The author of the Letter to the Hebrews observed in this connection that the expressions of the Psalm are applied to Christ in a privileged way, namely in a more precise way than to other men. In fact, in the original the Psalmist uses the verb "to lower [lessen]," saying to God: "Yet you have made them little less that than a god, crowned them with glory and honor" (see Psalm 8:6; Hebrews 2:6). For ordinary men, this verb is incorrect; they were not "lowered" in regard to the angels, as they never were above them. However, for Christ, the verb is precise, because, as Son of God, he was above the angels and was abased when he became man, then he was crowned with glory in his resurrection. Thus Christ has totally fulfilled the vocation of man and has fulfilled it, the author specifies, "for the good of all" (Hebrews 2:9).
4. In this light, St. Ambrose comments on the Psalm and applies it to us. He begins with the phrase which describes the "crowning" of man: "You … crowned them with glory and honor" (verse 6). In that glory he perceives the reward that the Lord has in store for us when we have overcome the trial of temptation.

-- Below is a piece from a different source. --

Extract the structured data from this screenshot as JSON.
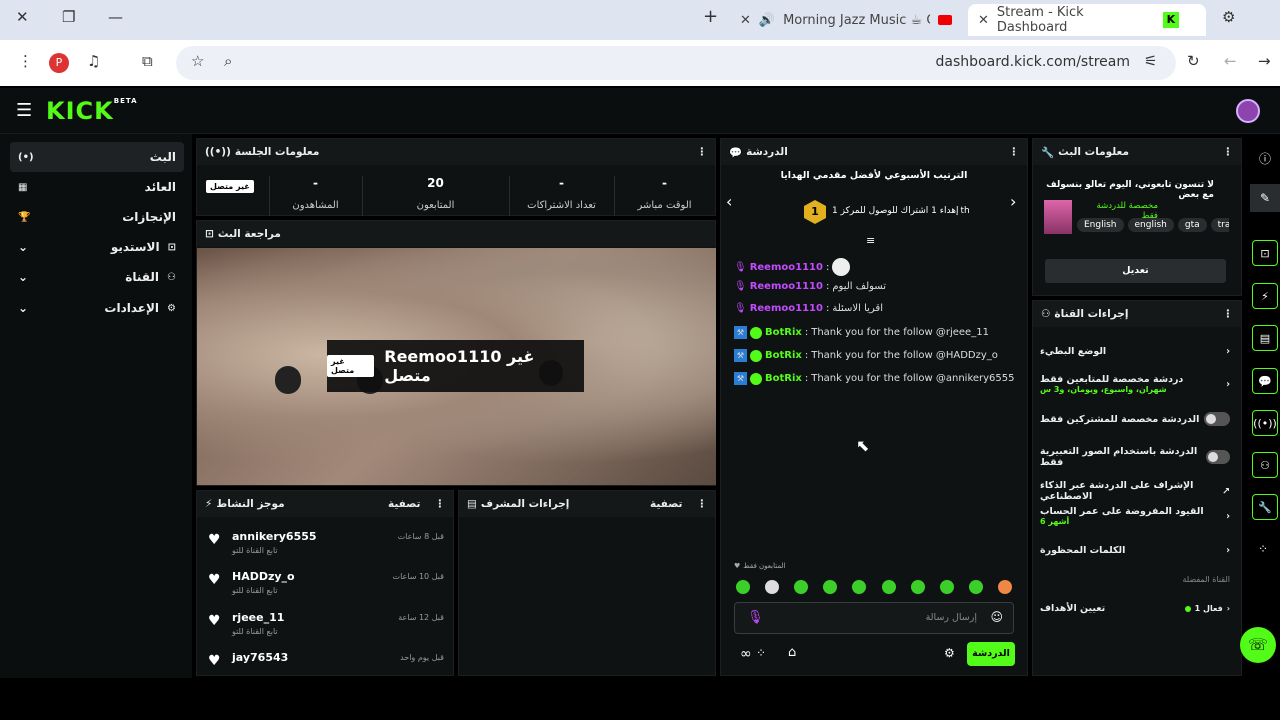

Here are the words of the great Father of the Church in his Exposition of the Gospel according to Luke: "The Lord has also crowned his chosen one with glory and magnificence. That God who desires to distribute the crowns, allows temptations: therefore, when you are tempted, remember that a crown is being prepared for you. If you discard the struggle of martyrs, you also discard their crowns; if you discard their torments, you will also discard their blessedness" (IV, 41: Saemo 12, pp. 330-333).
God prepares for us that "crown of righteousness" (2 Timothy 4:8) with which he will reward our faithfulness to him, demonstrated even in times of tempest which upset our heart and mind. But, at all times he is attentive to his chosen creature and wants to see the divine "image" shine in him always (see Genesis 1:26), so that he will be a sign of harmony, light and peace in the world.
[Translation by ZENIT]
[Following is a summary of the audience, prepared by the Holy See in English]
Dear Brothers and Sisters,
Today's Psalm praises the greatness of God and the dignity of man. The Letter to the Hebrews invites us to read certain expressions of the Psalm in relation to Christ. By becoming man, Jesus was "for a little while made lower than the angels" (Hebrews 2:9). Now we see him "crowned with glory and honor." St. Ambrose applies the message of the Psalm to our lives: God helps us to overcome the trials of life, and will lift us up, in Christ, to glory.
I offer a warm welcome to all the English-speaking pilgrims and visitors present at today's Audience, especially those from England, Scotland, Ireland, Denmark, India, Indonesia, Australia, Canada, the Philippines and the United States of America. Upon all of you I cordially invoke joy and peace in our Lord Jesus Christ.